Who needs multiverse madness when you have “Moon Knight”?
Marvel Studios’ latest miniseries for Disney+ has enough multiple personalities and crazy visions to satisfy any superhero fan’s need for twisted reality. Based on the white-suited character of the same name, who has gone through several incarnations since his comic book debut in 1975, the series stars Oscar Isaac in (at least) four different roles. Its sleep-deprived head is filled with disembodied voices, and then – just as the central story about ancient Egyptian deities, their avatars and their religious zealots begins to make sense – the six-episode series abruptly turns around halfway through.
Starring Steven Grant, the mild-mannered English museum nerd of Isaac, the mysterious American mercenary Marc Spector, the spectral Moon Knight and the more sophisticated alter ego Mr. Knight, the show features Ethan Hawke as the head of the sect. Arthur Harrow and Palestinian Egyptian actress May Calamawy (“Ramy”) as Layla, Marc’s ex-wife and an accomplished grave robber herself.
“It just seemed like there was a real opportunity to do something completely different in there, especially in (the Marvel Cinematic Universe),” said Isaac, who has previously stood out with gender roles. in “Star Wars”, “Dune” and “X-Men: Apocalypse”, during an online press conference. “Using Egyptian iconography, the superhero genre and this language to talk about this real internal fight what that person is going through.”
When we first meet the multi-faceted character of Isaac, Egyptology expert Steven initially doesn’t understand that he shares his body with Marc and that they are both avatars of the moon god/revenge at the Khonshu bird skull. This leads to savage clashes in Egypt, London and Switzerland (mostly filmed in Hungary, with desert locations filmed in Jordan) against Harrow and his followers, who worship the rival Egyptian deity Ammit, who dispenses justice.
But “Moon Knight” is really a story about people and their problems, the talent insisted. Mohamed Diab, whose incredible 2016 feature ‘Clash’ captured the civil unrest in his native Egypt from the confines of a police van, served as one of the executive producers of ‘Moon Knight’ and directed four episodes.
“Not because it’s Egyptian — and that’s something important to express, of course — but I felt like it was an extension of my films,” Diab told The Chronicle in a separate video interview. “You take out all the action and all the glamor on the show, and I love the drama between Marc and Steven. I love the love triangle between Marc and Steven and Layla. find out more about his identity and discover all these secrets.

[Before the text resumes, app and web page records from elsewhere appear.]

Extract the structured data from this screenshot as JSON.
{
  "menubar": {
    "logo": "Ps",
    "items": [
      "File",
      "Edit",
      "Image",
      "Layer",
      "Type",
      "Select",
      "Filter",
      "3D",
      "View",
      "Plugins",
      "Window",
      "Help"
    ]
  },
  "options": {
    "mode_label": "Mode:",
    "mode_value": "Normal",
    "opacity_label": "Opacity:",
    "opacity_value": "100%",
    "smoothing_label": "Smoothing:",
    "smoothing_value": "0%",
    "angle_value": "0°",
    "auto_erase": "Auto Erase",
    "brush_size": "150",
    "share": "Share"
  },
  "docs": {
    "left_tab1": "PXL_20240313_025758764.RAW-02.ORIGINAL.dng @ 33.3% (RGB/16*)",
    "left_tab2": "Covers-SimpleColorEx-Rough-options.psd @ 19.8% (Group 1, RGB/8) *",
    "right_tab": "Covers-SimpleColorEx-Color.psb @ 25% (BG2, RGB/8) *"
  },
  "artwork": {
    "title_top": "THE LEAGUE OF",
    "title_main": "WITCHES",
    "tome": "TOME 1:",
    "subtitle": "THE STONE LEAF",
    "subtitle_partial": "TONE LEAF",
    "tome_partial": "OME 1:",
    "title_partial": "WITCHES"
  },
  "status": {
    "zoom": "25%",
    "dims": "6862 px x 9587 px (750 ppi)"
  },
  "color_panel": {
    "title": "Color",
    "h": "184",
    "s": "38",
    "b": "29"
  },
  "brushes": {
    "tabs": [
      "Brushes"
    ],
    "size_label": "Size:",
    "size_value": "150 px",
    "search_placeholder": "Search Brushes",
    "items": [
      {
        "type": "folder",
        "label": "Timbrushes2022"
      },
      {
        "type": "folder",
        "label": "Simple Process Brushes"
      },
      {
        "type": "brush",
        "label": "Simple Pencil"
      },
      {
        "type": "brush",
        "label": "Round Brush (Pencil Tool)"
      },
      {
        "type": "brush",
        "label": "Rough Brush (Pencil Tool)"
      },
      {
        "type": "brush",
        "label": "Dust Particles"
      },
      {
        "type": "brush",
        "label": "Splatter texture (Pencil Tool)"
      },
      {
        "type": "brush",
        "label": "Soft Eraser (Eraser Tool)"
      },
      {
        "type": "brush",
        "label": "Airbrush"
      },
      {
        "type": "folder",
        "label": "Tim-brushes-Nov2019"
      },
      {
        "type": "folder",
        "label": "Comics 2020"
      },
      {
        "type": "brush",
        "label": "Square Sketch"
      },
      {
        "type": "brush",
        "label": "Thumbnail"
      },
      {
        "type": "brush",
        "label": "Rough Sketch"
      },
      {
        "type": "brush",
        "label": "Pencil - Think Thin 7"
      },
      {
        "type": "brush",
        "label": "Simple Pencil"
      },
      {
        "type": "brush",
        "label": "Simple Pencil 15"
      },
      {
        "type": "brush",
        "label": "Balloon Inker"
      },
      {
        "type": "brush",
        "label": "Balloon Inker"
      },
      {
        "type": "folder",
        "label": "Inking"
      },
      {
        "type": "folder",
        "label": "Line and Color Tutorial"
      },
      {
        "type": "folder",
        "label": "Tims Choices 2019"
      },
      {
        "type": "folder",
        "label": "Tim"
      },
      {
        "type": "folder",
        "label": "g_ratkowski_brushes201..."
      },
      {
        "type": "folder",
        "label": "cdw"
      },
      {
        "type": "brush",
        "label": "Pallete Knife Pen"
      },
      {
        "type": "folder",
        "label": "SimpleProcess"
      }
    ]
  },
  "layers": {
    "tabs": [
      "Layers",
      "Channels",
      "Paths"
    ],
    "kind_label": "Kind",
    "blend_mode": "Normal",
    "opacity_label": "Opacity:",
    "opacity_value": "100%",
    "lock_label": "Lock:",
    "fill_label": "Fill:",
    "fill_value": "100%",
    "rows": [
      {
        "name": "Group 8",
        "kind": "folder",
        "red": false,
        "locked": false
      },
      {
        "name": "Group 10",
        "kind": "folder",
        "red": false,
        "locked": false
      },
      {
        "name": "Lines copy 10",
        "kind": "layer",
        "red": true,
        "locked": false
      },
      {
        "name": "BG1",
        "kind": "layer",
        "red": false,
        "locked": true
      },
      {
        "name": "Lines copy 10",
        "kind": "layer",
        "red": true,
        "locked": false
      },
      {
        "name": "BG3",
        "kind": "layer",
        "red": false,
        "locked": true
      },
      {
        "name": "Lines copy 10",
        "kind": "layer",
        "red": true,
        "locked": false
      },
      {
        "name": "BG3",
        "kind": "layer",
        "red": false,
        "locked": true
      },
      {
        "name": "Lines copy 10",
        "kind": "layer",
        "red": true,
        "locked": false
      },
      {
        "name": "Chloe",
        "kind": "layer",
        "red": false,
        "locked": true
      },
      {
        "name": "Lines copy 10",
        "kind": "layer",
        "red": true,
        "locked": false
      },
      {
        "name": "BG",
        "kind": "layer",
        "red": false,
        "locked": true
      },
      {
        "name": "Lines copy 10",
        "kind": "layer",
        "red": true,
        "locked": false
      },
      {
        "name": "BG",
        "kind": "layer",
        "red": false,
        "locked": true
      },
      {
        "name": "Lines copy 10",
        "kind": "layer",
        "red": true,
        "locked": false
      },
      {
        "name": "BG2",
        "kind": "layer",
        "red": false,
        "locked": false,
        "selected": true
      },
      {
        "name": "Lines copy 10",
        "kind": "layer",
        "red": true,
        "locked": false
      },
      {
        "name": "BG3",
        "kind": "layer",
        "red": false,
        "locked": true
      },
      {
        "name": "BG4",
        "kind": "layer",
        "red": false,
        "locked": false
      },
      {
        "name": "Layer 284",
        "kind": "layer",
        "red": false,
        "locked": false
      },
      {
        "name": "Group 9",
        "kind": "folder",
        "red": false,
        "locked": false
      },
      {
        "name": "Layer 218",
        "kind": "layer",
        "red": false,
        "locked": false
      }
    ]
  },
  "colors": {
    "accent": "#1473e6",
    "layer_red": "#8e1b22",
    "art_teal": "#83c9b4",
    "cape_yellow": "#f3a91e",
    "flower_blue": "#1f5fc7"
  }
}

Steven and Marc constantly fight for control of their bodies and argue whenever the Strange Man appears in a mirror, polished knife blade, or other reflective surface. Diab reported that Isaac felt he could only play one character a day for the first two weeks of filming, but then began jumping between Marc and Steven. The actor’s brother, Michael Hernandez, filled in for the other role during the gnarly interactions.
It was very helpful to have someone who is not just a great actor but shares my DNA to play with,” Isaac noted. “What I didn’t plan on was how technically demanding it was going to be. Having to decide which character I was going to play first, then trying to block that, giving my brother notes, then doing the scene , change characters and understand.
Isaac’s catchy personalities left Hawke with a conundrum: how to play the show’s deranged antagonist when the hero clearly suffers from dissociative identity disorder.
“Normally the bad guy is the crazy guy who jumps around,” Hawke told The Chronicle in another video interview. “I realized that I had to be the voice of mental health or, in a way, its doctor. And what could be scarier than a doctor? Doctors and priests scare me! So I tried to find a character who is both a monk – with those robes, gentle and kind – and a doctor who studies him, perhaps, with malicious intent.
Hawke may have angered fans a few years ago when he rightly pointed out that superhero movies weren’t in the same ballpark like the works of Ingmar Bergman. But his first experience with Marvel satisfied his artistic soul.
“In my experience, the bigger the budget, the more fear there is in the room, and the less they cultivate a sense of creativity,” Hawke said. “But Marvel is really the opposite. As long as you color their lines, they give you a really long leash. They let Oscar and me play and gave Mohamed a lot of freedom, and we did our best to blaze a new trail here for “Moon Knight.” I was surprised at this.
Diab agreed that working with Marvel was marked by mutual creative respect. A big part of that was showing Cairo as he knew it.
“Egyptians always see themselves portrayed in an Orientalist way that makes us seem exotic,” said Diab, who recently criticized the way her homeland was featured in “Wonder Woman 1984”. “It was very important to turn it around and show Egypt as real as it is. May’s character wasn’t Egyptian at first. Then we pushed and May was there to develop it and make absolutely Egyptian.
“Cairo is very primitive; we see the pyramids in every movie,” Diab added. “It’s one of the largest cities in the world, 20 million inhabitants! Very urban, skyscraper. It was important to show normal Egypt, just like the rest of the world.
It doesn’t sound crazy at all.
“Knight of the Moon” (TV-14) will air Wednesday, March 30 on Disney+. The following episodes are released from Wednesday to May 4.